Benedict Cumberbatch on "Imitation Game," sex-bomb status

Although Benedict Cumberbatch has been nominated for his first Oscar, playing British math genius Alan Turing, he is already one of the most recognizable faces in show business.

He's become a regular on the red carpet with roles on the small screen like "Sherlock" and the big screen in the Oscar-nominated "The Imitation Game."

Cumberbatch is having what's known in Hollywood as "a moment."

"'Moment' for an actor is like saying, 'Ah, enjoy it, this is it,'" Cumberbatch told CBS News correspondent Ben Tracy. "There's something always defensive in my mind that goes -- 'Is that it then? I mean, it can't get better than this. I can't imagine it ever will.' But at the same time I am going to get better. I am going to get better as an act-- it's why we're here."

In his latest film, Cumberbatch portrays Turing, the code-breaking genius that helped win World War II but was later persecuted for being gay and committed suicide.

"The man was and is still regarded quite rightfully as the forefather of computer science, the forerunner, the inventor of it," Cumberbatch said. "To bring him to other people through the film for me is -- it's a huge honor personally and something I feel very strongly about. This man needs recognition."

Recognition is not something Cumberbatch is currently lacking. His sudden appeal has him playing a part he never expected: sex symbol. One group of his fans, nicknamed the "Cumberbitches," describe themselves as "the most glorious and elusive society for the appreciation of the high cheek-boned, blue-eyed sex bomb that is Benedict Timothy Carlton Cumberbatch."

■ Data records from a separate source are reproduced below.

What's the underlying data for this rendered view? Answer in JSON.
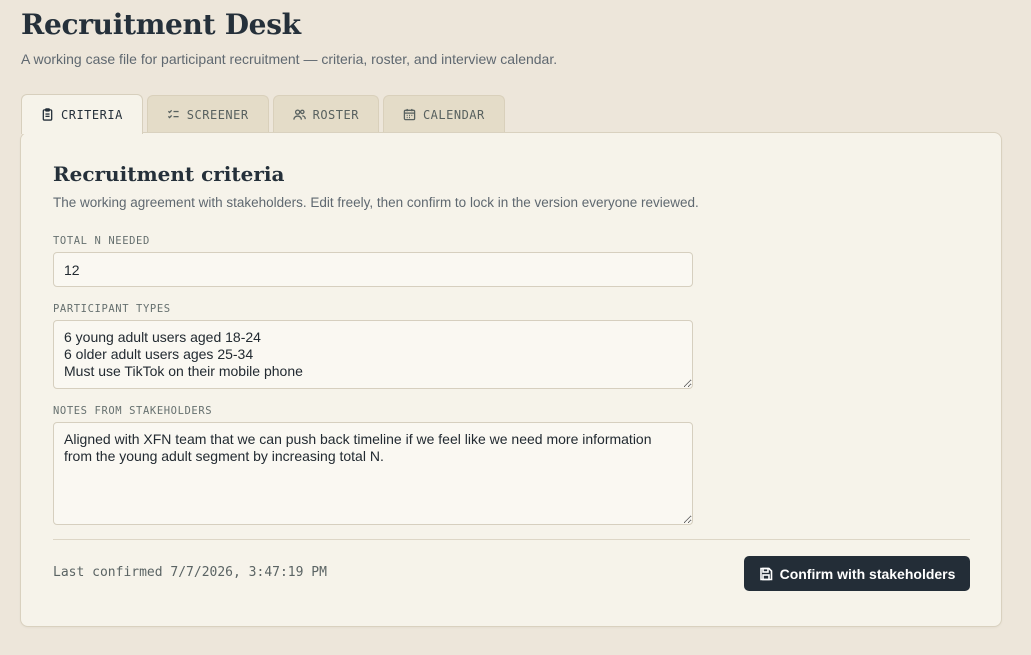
{
  "header": {
    "title": "Recruitment Desk",
    "subtitle": "A working case file for participant recruitment — criteria, roster, and interview calendar."
  },
  "tabs": [
    {
      "label": "CRITERIA",
      "icon": "clipboard-icon",
      "active": true
    },
    {
      "label": "SCREENER",
      "icon": "checklist-icon",
      "active": false
    },
    {
      "label": "ROSTER",
      "icon": "users-icon",
      "active": false
    },
    {
      "label": "CALENDAR",
      "icon": "calendar-icon",
      "active": false
    }
  ],
  "criteria": {
    "title": "Recruitment criteria",
    "description": "The working agreement with stakeholders. Edit freely, then confirm to lock in the version everyone reviewed.",
    "total_n": {
      "label": "TOTAL N NEEDED",
      "value": "12"
    },
    "participant_types": {
      "label": "PARTICIPANT TYPES",
      "value": "6 young adult users aged 18-24\n6 older adult users ages 25-34\nMust use TikTok on their mobile phone"
    },
    "notes": {
      "label": "NOTES FROM STAKEHOLDERS",
      "value": "Aligned with XFN team that we can push back timeline if we feel like we need more information from the young adult segment by increasing total N."
    },
    "last_confirmed": "Last confirmed 7/7/2026, 3:47:19 PM",
    "confirm_button": {
      "label": "Confirm with stakeholders",
      "icon": "save-icon"
    }
  },
  "colors": {
    "background": "#ede6da",
    "panel": "#f6f3ea",
    "primary_button": "#232d37",
    "text": "#25303a"
  }
}
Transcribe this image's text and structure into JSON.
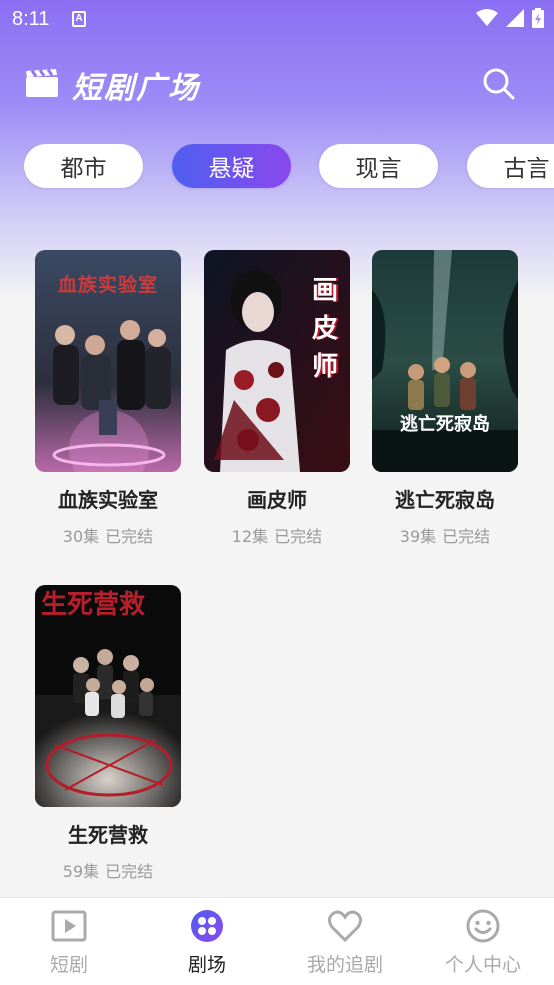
{
  "status_bar": {
    "time": "8:11",
    "notification_badge": "A"
  },
  "header": {
    "title": "短剧广场"
  },
  "categories": [
    {
      "label": "都市",
      "active": false
    },
    {
      "label": "悬疑",
      "active": true
    },
    {
      "label": "现言",
      "active": false
    },
    {
      "label": "古言",
      "active": false
    }
  ],
  "dramas": [
    {
      "title": "血族实验室",
      "episodes": "30集",
      "status": "已完结",
      "poster_text": "血族实验室"
    },
    {
      "title": "画皮师",
      "episodes": "12集",
      "status": "已完结",
      "poster_text": "画皮师"
    },
    {
      "title": "逃亡死寂岛",
      "episodes": "39集",
      "status": "已完结",
      "poster_text": "逃亡死寂岛"
    },
    {
      "title": "生死营救",
      "episodes": "59集",
      "status": "已完结",
      "poster_text": "生死营救"
    }
  ],
  "bottom_nav": [
    {
      "label": "短剧",
      "icon": "play-icon",
      "active": false
    },
    {
      "label": "剧场",
      "icon": "theater-icon",
      "active": true
    },
    {
      "label": "我的追剧",
      "icon": "heart-icon",
      "active": false
    },
    {
      "label": "个人中心",
      "icon": "smile-icon",
      "active": false
    }
  ],
  "colors": {
    "accent_start": "#4f5ff0",
    "accent_end": "#8a48ee",
    "header_gradient": "#8a6ff3"
  }
}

"That's when you have to remember it's all fun and games, but very nice all the same," Cumberbatch said.

He said he relishes his role as a sex bomb.

"It's great being a sex bomb -- it makes me giggle. So, you know, in a way I take it as a compliment," he said. "It's a lot to do with a projection of the work or how I come across rather than what I've got when I wake up in the morning and look in the mirror, because I've had that s--- for the last 10 odd years and the obsession's not -- wasn't there at the beginning."

The obsession went into overdrive in 2010 when Cumberbatch became the BBC's "Sherlock Holmes."

He played a creepy Khan in the latest "Star Trek" film and employed his broad British baritone as the voice of a dragon in "The Hobbit."

Cumberbatch said it is "surreal" to be in the company of his acting idols, close enough to photobomb Meryl Streep at the Golden Globes.

"But then you have a conversation and you realize that they're actors -- we do the same job. So suddenly it sort of weirdly levels out and that's even weirder," Cumberbatch said. "When you're like 'Hey Meryl, how are you, how was your Christmas?' Just people. Every day peoples."

The actor is now 38 years old and glad fame has found him later in life when he's better able to handle it.

"Lots of stuff in my life is happening, which is truly phenomenal," Cumberbatch said. "I'm 38 and I've finally settled down and you know my private life couldn't be in a more sort of spectacularly wonderful place."

He just got engaged to theater director Sophie Hunter and they are expecting their first child. He doesn't like talking about any of that, but he did announce his engagement in the Times of London.

"Which seems an utterly hypocritical thing for someone who doesn't like to talk about their private life to do," he said. "But it's just a very traditional format to announce an engagement, you know, it just seemed like a thing I would have done if I wasn't in the exalted and weird position of being famous for my work."

Winning an Oscar would only turn up the heat on his red-hot career and the passions of those devoted fans.

He said he keeps the buzz from changing him by remembering that it's going on around him -- that it's not him.

"It's something else. At best you're being recognized for something you love doing, but yeah, it's bizarre," Cumberbatch said. "I mean, it's great, but it's bizarre."